• [Action item]:
What you return must be every line below that includes the word "JSON".

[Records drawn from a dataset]

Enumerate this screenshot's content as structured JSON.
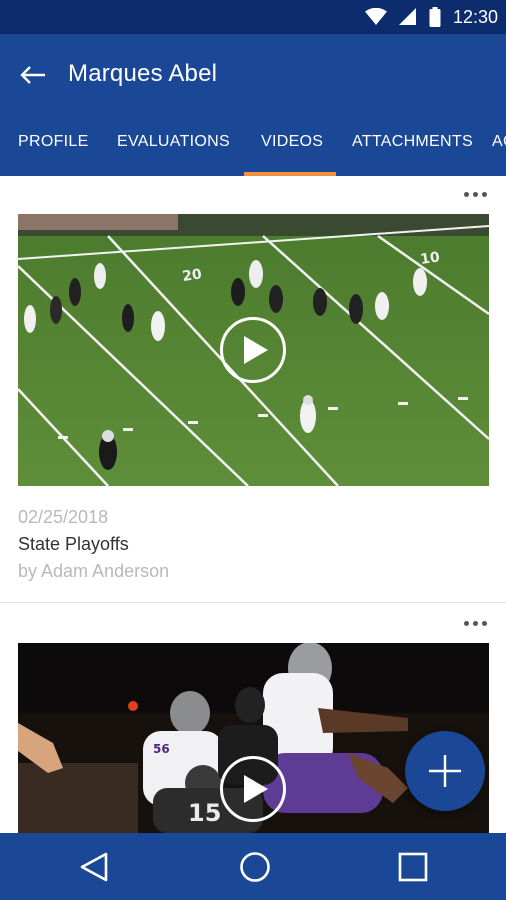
{
  "status_bar": {
    "time": "12:30",
    "icons": [
      "wifi-icon",
      "signal-icon",
      "battery-icon"
    ]
  },
  "app_bar": {
    "title": "Marques Abel",
    "back_icon": "arrow-left-icon"
  },
  "tabs": [
    {
      "label": "PROFILE",
      "active": false
    },
    {
      "label": "EVALUATIONS",
      "active": false
    },
    {
      "label": "VIDEOS",
      "active": true
    },
    {
      "label": "ATTACHMENTS",
      "active": false
    },
    {
      "label": "AC",
      "active": false
    }
  ],
  "videos": [
    {
      "date": "02/25/2018",
      "title": "State Playoffs",
      "author": "by Adam Anderson",
      "menu_icon": "more-horizontal-icon",
      "play_icon": "play-icon",
      "field_markings": [
        "20",
        "10"
      ]
    },
    {
      "menu_icon": "more-horizontal-icon",
      "play_icon": "play-icon",
      "jersey_numbers": [
        "56",
        "15"
      ]
    }
  ],
  "fab": {
    "icon": "plus-icon"
  },
  "nav": {
    "back_icon": "triangle-back-icon",
    "home_icon": "circle-home-icon",
    "recents_icon": "square-recents-icon"
  },
  "colors": {
    "status_bar": "#0d2c6e",
    "primary": "#1a4896",
    "tab_indicator": "#f2913d",
    "secondary_text": "#b9b9b9"
  }
}
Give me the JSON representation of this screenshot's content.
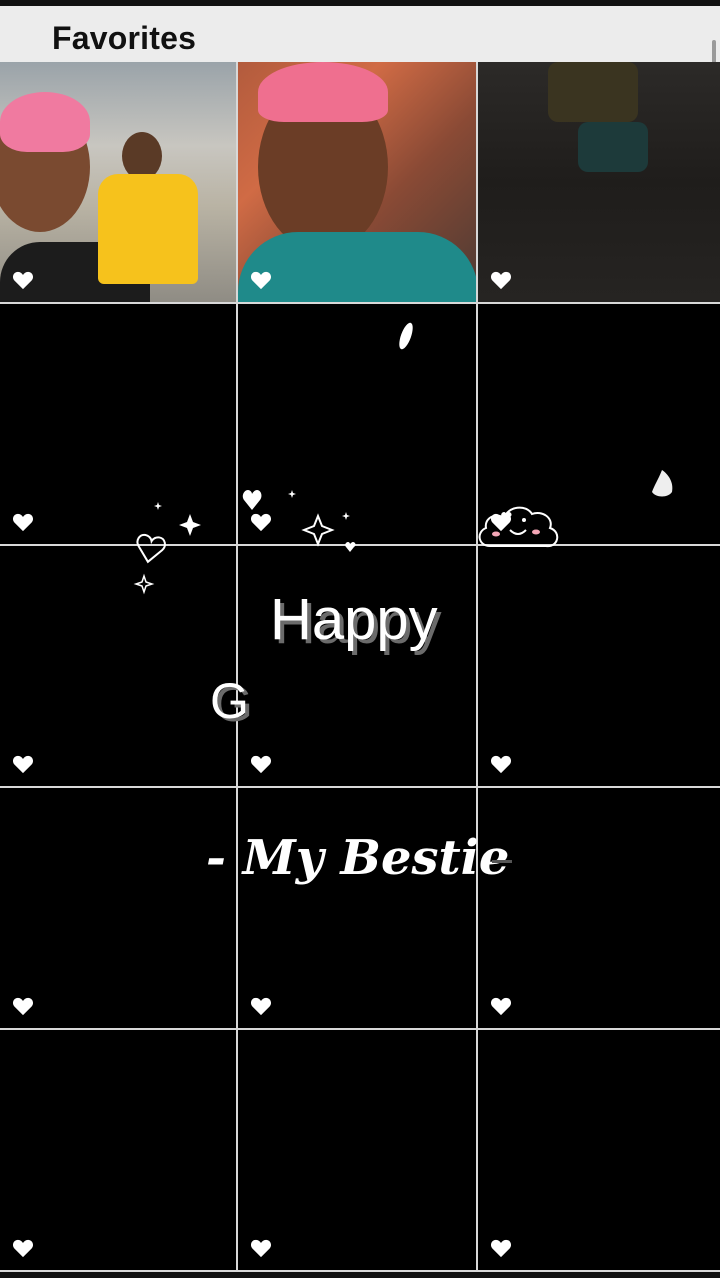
{
  "header": {
    "title": "Favorites"
  },
  "overlay": {
    "happy": "Happy",
    "letter": "G",
    "bestie": "- My Bestie"
  },
  "colors": {
    "header_bg": "#ececec",
    "heart": "#ffffff",
    "grid_line": "#d8d8d8"
  },
  "grid": {
    "columns": 3,
    "rows": 5,
    "cells": [
      {
        "kind": "photo",
        "subject": "two women selfie outdoors",
        "favorite": true
      },
      {
        "kind": "photo",
        "subject": "woman selfie pink hair",
        "favorite": true
      },
      {
        "kind": "photo",
        "subject": "person standing dark",
        "favorite": true
      },
      {
        "kind": "dark",
        "favorite": true
      },
      {
        "kind": "dark",
        "favorite": true
      },
      {
        "kind": "dark",
        "favorite": true
      },
      {
        "kind": "dark",
        "favorite": true
      },
      {
        "kind": "dark",
        "favorite": true
      },
      {
        "kind": "dark",
        "favorite": true
      },
      {
        "kind": "dark",
        "favorite": true
      },
      {
        "kind": "dark",
        "favorite": true
      },
      {
        "kind": "dark",
        "favorite": true
      },
      {
        "kind": "dark",
        "favorite": true
      },
      {
        "kind": "dark",
        "favorite": true
      },
      {
        "kind": "dark",
        "favorite": true
      }
    ]
  }
}
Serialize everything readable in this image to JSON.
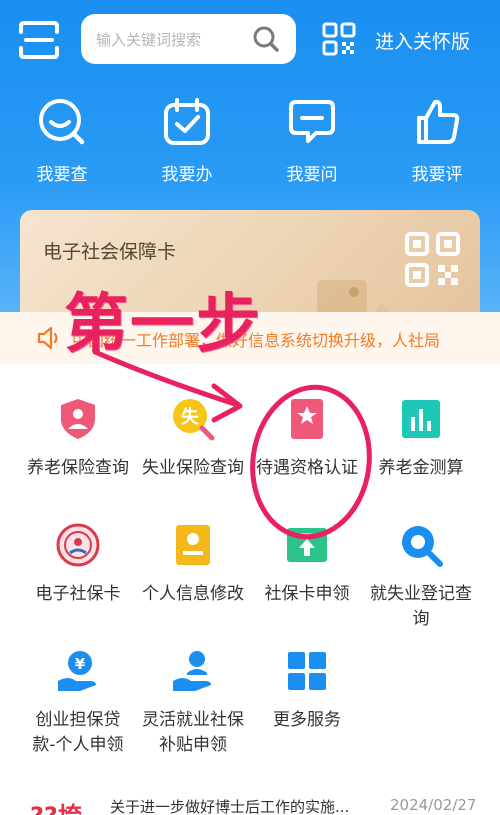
{
  "header": {
    "search_placeholder": "输入关键词搜索",
    "care_mode": "进入关怀版"
  },
  "quick_actions": [
    {
      "label": "我要查",
      "icon": "search-smile-icon"
    },
    {
      "label": "我要办",
      "icon": "calendar-check-icon"
    },
    {
      "label": "我要问",
      "icon": "chat-bubble-icon"
    },
    {
      "label": "我要评",
      "icon": "thumbs-up-icon"
    }
  ],
  "card": {
    "title": "电子社会保障卡"
  },
  "notice": {
    "text": "中国统一工作部署，做好信息系统切换升级，人社局"
  },
  "annotation": {
    "step_text": "第一步"
  },
  "services": [
    {
      "label": "养老保险查询",
      "icon": "shield-icon",
      "color": "#f0587a"
    },
    {
      "label": "失业保险查询",
      "icon": "unemployment-search-icon",
      "color": "#f5c518"
    },
    {
      "label": "待遇资格认证",
      "icon": "certificate-star-icon",
      "color": "#f0587a"
    },
    {
      "label": "养老金测算",
      "icon": "bar-chart-icon",
      "color": "#1fc7b6"
    },
    {
      "label": "电子社保卡",
      "icon": "social-security-seal-icon",
      "color": "#d93b4c"
    },
    {
      "label": "个人信息修改",
      "icon": "id-card-icon",
      "color": "#f5b81a"
    },
    {
      "label": "社保卡申领",
      "icon": "upload-card-icon",
      "color": "#2cc28a"
    },
    {
      "label": "就失业登记查询",
      "icon": "magnifier-icon",
      "color": "#1a8ff0"
    },
    {
      "label": "创业担保贷款-个人申领",
      "icon": "yuan-hand-icon",
      "color": "#1a8ff0"
    },
    {
      "label": "灵活就业社保补贴申领",
      "icon": "person-hand-icon",
      "color": "#1a8ff0"
    },
    {
      "label": "更多服务",
      "icon": "grid-icon",
      "color": "#1a8ff0"
    }
  ],
  "news": {
    "tag": "??垮",
    "title": "关于进一步做好博士后工作的实施...",
    "date": "2024/02/27"
  }
}
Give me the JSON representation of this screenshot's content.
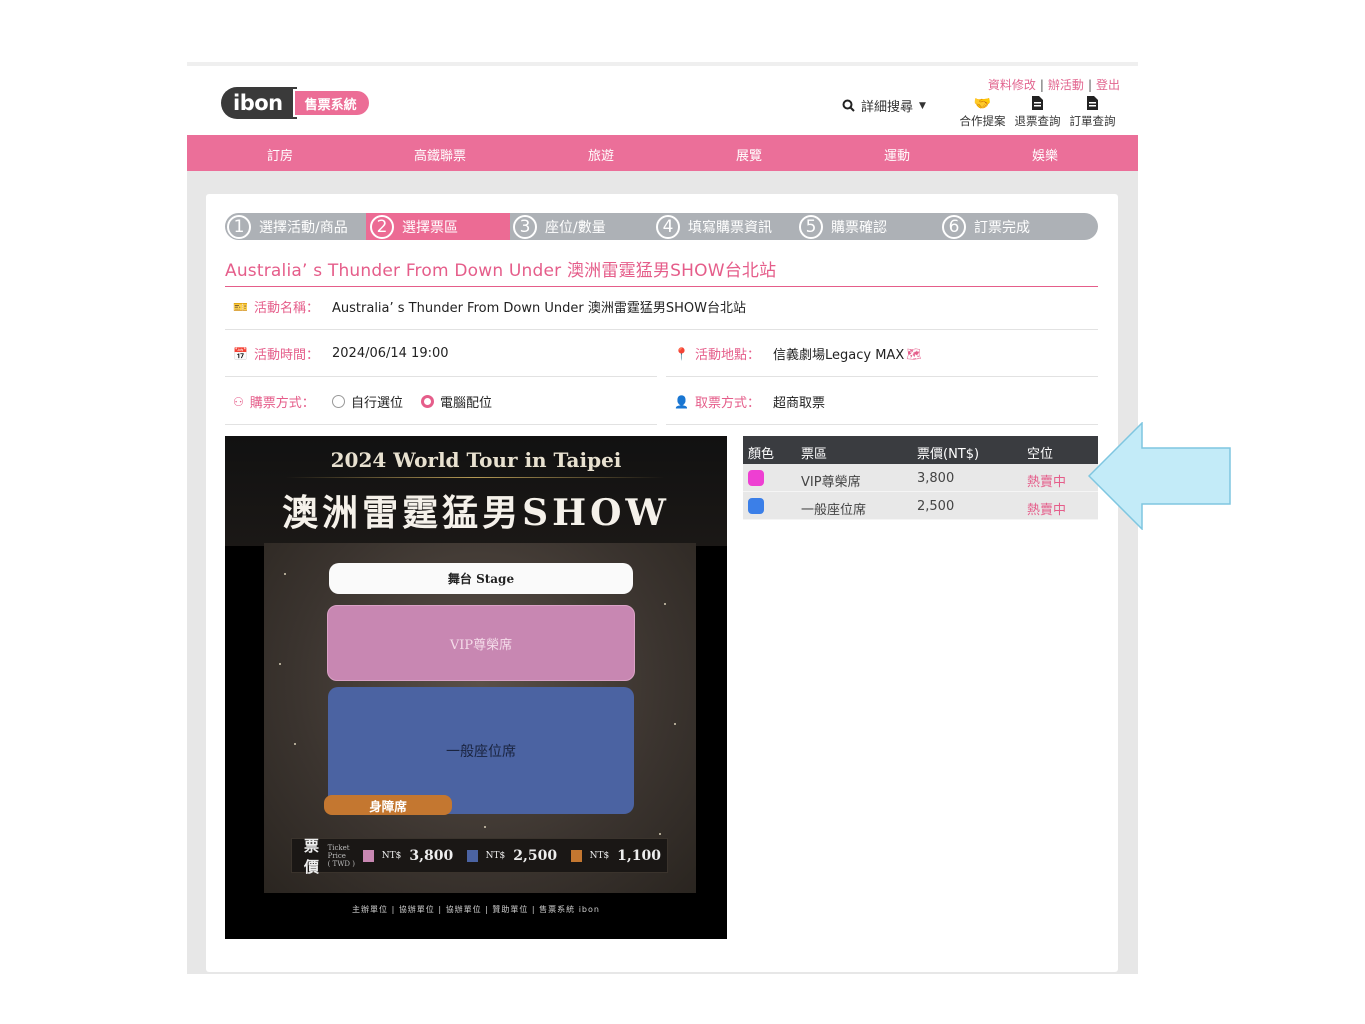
{
  "header": {
    "logo_main": "ibon",
    "logo_tag": "售票系統",
    "search_label": "詳細搜尋",
    "account_links": [
      "資料修改",
      "辦活動",
      "登出"
    ],
    "quick_links": [
      {
        "label": "合作提案",
        "icon": "handshake-icon"
      },
      {
        "label": "退票查詢",
        "icon": "document-icon"
      },
      {
        "label": "訂單查詢",
        "icon": "document-icon"
      }
    ]
  },
  "nav": [
    "訂房",
    "高鐵聯票",
    "旅遊",
    "展覽",
    "運動",
    "娛樂"
  ],
  "steps": [
    {
      "num": "1",
      "label": "選擇活動/商品",
      "active": false
    },
    {
      "num": "2",
      "label": "選擇票區",
      "active": true
    },
    {
      "num": "3",
      "label": "座位/數量",
      "active": false
    },
    {
      "num": "4",
      "label": "填寫購票資訊",
      "active": false
    },
    {
      "num": "5",
      "label": "購票確認",
      "active": false
    },
    {
      "num": "6",
      "label": "訂票完成",
      "active": false
    }
  ],
  "event": {
    "title": "Australia’ s Thunder From Down Under 澳洲雷霆猛男SHOW台北站",
    "name_label": "活動名稱：",
    "name": "Australia’ s Thunder From Down Under 澳洲雷霆猛男SHOW台北站",
    "time_label": "活動時間：",
    "time": "2024/06/14 19:00",
    "venue_label": "活動地點：",
    "venue": "信義劇場Legacy MAX",
    "purchase_label": "購票方式：",
    "purchase_options": [
      "自行選位",
      "電腦配位"
    ],
    "purchase_selected": "電腦配位",
    "pickup_label": "取票方式：",
    "pickup": "超商取票"
  },
  "poster": {
    "subtitle": "2024 World Tour in Taipei",
    "title": "澳洲雷霆猛男SHOW",
    "stage": "舞台 Stage",
    "vip": "VIP尊榮席",
    "general": "一般座位席",
    "accessible": "身障席",
    "price_title": "票價",
    "price_small": "Ticket Price",
    "price_twd": "( TWD )",
    "prices": [
      {
        "nt": "NT$",
        "amount": "3,800",
        "color": "#c887b2"
      },
      {
        "nt": "NT$",
        "amount": "2,500",
        "color": "#4b63a2"
      },
      {
        "nt": "NT$",
        "amount": "1,100",
        "color": "#c47730"
      }
    ],
    "sponsors": "主辦單位 | 協辦單位 | 協辦單位 | 贊助單位 | 售票系統 ibon"
  },
  "zones": {
    "headers": [
      "顏色",
      "票區",
      "票價(NT$)",
      "空位"
    ],
    "rows": [
      {
        "color": "#ee3fd2",
        "name": "VIP尊榮席",
        "price": "3,800",
        "status": "熱賣中"
      },
      {
        "color": "#3b7fe8",
        "name": "一般座位席",
        "price": "2,500",
        "status": "熱賣中"
      }
    ]
  },
  "colors": {
    "brand_pink": "#eb6f99",
    "accent_text": "#e55d8a",
    "arrow": "#bfe8f7"
  }
}
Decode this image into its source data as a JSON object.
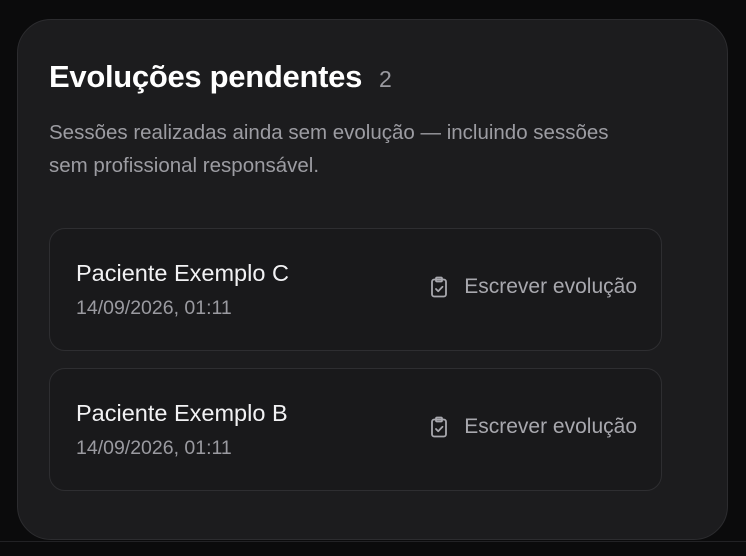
{
  "pending": {
    "title": "Evoluções pendentes",
    "count": "2",
    "description": "Sessões realizadas ainda sem evolução — incluindo sessões sem profissional responsável.",
    "items": [
      {
        "patient": "Paciente Exemplo C",
        "datetime": "14/09/2026, 01:11",
        "action_label": "Escrever evolução",
        "action_icon": "clipboard-check-icon"
      },
      {
        "patient": "Paciente Exemplo B",
        "datetime": "14/09/2026, 01:11",
        "action_label": "Escrever evolução",
        "action_icon": "clipboard-check-icon"
      }
    ]
  }
}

• [Result of this task]:
Enumerate this screenshot's content as structured JSON.
Give me the JSON representation of this screenshot's content.
Serialize everything readable in this image to JSON.
Give me the JSON representation of this screenshot's content.
Decode this image into its source data as a JSON object.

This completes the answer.